Chiller Than Most fanzine, issue 4. Photos by James Damion, Freddy Alva, Chris Wynne, Chris Benetos.
My name is Todd Lung and I was the drummer for the band.
In order to give you the full radio show experience, I need to start from no place else but the beginning….. In 1988 Fit of Anger was comprised of a bunch of 16 and 17 year old kids. It was Nick on vocals, Al on guitar, Chris on bass, and me on drums. We were all living in College Point and would practice almost every day after school in my basement. Nick and I went to the same school (including Tom Daly the singer of Stand Proud). We had just put out our first demo. Our first show was a CB’s Sunday Matinee. If I remember correctly it was for Sheer Terror’s record release party. Every Thursday night I would listen to Crucial Chaos just to see if they would play our demo.

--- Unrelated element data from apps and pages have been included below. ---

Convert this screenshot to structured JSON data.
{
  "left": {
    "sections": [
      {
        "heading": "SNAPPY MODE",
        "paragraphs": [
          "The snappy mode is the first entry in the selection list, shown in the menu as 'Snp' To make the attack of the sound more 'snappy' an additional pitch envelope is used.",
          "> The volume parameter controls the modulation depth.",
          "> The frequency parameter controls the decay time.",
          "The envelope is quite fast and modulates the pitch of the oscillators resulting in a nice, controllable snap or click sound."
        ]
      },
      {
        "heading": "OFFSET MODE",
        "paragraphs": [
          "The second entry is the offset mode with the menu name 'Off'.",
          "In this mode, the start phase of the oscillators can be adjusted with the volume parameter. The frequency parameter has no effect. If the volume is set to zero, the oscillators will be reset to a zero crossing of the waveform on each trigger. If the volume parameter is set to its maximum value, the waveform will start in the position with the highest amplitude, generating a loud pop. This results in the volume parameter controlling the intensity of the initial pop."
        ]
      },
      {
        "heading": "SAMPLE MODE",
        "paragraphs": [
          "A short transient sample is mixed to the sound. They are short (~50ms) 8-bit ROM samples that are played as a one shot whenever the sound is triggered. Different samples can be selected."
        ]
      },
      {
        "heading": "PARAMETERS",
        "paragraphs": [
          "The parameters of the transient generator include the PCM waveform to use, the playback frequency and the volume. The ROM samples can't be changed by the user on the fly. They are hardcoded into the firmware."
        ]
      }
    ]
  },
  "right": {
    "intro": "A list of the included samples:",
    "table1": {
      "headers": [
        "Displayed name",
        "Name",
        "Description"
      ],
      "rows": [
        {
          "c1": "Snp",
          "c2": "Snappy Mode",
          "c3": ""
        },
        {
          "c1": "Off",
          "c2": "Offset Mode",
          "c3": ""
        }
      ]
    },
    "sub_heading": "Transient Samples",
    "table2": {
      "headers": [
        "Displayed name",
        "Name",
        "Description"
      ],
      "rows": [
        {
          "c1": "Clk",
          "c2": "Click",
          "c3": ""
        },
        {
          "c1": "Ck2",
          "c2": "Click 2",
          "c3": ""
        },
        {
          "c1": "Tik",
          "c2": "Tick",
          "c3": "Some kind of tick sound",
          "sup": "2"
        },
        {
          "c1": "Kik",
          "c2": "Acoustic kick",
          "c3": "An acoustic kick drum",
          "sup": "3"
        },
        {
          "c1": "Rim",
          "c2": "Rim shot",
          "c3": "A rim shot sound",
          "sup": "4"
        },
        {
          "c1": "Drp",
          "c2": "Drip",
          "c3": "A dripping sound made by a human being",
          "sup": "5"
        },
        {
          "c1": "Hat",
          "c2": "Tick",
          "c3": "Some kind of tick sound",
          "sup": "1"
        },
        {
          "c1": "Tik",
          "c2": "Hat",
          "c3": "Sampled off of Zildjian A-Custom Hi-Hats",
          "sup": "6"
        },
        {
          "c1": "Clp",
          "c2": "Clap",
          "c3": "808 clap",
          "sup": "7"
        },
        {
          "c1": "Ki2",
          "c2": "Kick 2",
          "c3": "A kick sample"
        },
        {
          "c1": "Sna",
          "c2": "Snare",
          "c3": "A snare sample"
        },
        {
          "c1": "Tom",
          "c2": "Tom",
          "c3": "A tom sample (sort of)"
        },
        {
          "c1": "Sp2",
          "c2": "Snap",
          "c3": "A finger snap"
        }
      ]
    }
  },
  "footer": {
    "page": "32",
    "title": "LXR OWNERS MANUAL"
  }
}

The station was great because they would play all the local hardcore and punk bands music, no matter the recording quality. 89.1 was hard for me to get on my radio, so even the best recordings at the time sounded gritty. One night the DJ had announced they were receiving a lot of requests for FOA. He followed it up by playing POW Bring Them Home. I’d like to add that Crucial Chaos was great because it got you ready for the weekend hardcore shows no matter where they were or who was playing. When I was told we were playing Crucial Chaos, besides how fucking cool that was, I thought how are we getting our shit there? It was one thing for our friends to borrow their parent’s cars on a Sunday afternoon, but to do it during the week at night? That night we waited on two friends to drive us. We loaded Gange’s Cordoba (Mike Gange who later became the executive producer for the Howard Stern Show) with my drums, guitars, and sent him on his way to the city. We waited for our other friend (who shall remain nameless) to pick us up and he never showed. My brother Andy had come home in his little Nissan Sentra. He agreed to take us to NYU. We all piled in his car which was so small that we had to roll the windows down in the back seat so Chris’ bass guitar would fit. I’ll never forget sitting in the back seat of my brother’s car, holding on to Chris’ bass with the windows rolled down, sticking out on both sides of the car. Andy dropped us off at the school on the sidewalk where all my drums and guitars met us on the sidewalk.
Freddy Alva: Hanging out w/Fit Of Anger in College Point, Queens 1988.
We were met by an “Engineer” who guided the band, the equipment, and all our friends who showed up, to what I remember as this little room. It was like being an animal in a cage at the zoo. There was barely enough room for the band and the equipment, let alone all our friends who showed up. The engineers in the booth kept saying we couldn’t have all those people in there with us, but they stayed the entire set. Not sure of any flyers on the wall, as the whole process was rushed from when we arrived, set up and then went live. The quarters were so cramped that Chris kept hitting my cymbals with his bass. Our friends at least brought beer with them, which also was not allowed in the studio but we drank them anyway. Highlights of the experience now listening back are that both Nick and I married our high school sweethearts. You will hear Nick dedicating songs to Pepsi (her name is Pepita but we all called her Pepsi), as well as me yelling out “Yes Helen!” The words between Al and Nick saying “Especially Dave Moscatto (who later became Big Dave on MTV’s battle for Ozzfest, Ozzy’s kids nanny and now his tour manager)” and Nick says “Whatever!” Then Nick is asking for water for like 3 songs. “Someone get me some water!”… no one got him water. Ha, that’s how we were together all the time, if you acted like an asshole you got treated like an asshole.
I knew we made our mark in hardcore when after we played our set. They invited us in the back of the studio to cut some promo I.D’s. “We are Fit of Anger and you are listening to Crucial Chaos on 89.1 WNYU”. Easier said then done. We did about 5 of them and I think they all sucked. I never did hear any of the promos we recorded played on the radio. The next morning I got up and went to school. I’ll never forget how I felt being tired and hung over in homeroom. The kid next to me (who I didn’t get along with, was part of the jocks, aka the “in crowd”), tells me he heard me on the radio last night, and says “You guys were great last night.” “Let me know when you play a show”. I so wanted him to come to CB’s that Sunday so he could get the shit kicked out of him. It was after playing the radio station that I was recognized by the “in crowd”. As I walked through the halls, guys would stop me to talk about the band. What Crucial Chaos did was bring the music into the radios of those that normally wouldn’t listen to that style of music. NYHC had shows, tapes, 7”’s and records, but no airplay. Crucial Chaos provided that format to which I will be forever grateful. When FOA recorded demos or played live, there was no difference. It’s not like we had the money back then to record individual tracks. We would all play and sing at the same time, so how you heard us playing on a recording is how you heard us live. Even when you hear us on New Breed’s Tape Compilation, you hear Nick start the song with “Just one more take?” All we did back then was play and record the songs over and over as a group and then pick the best one.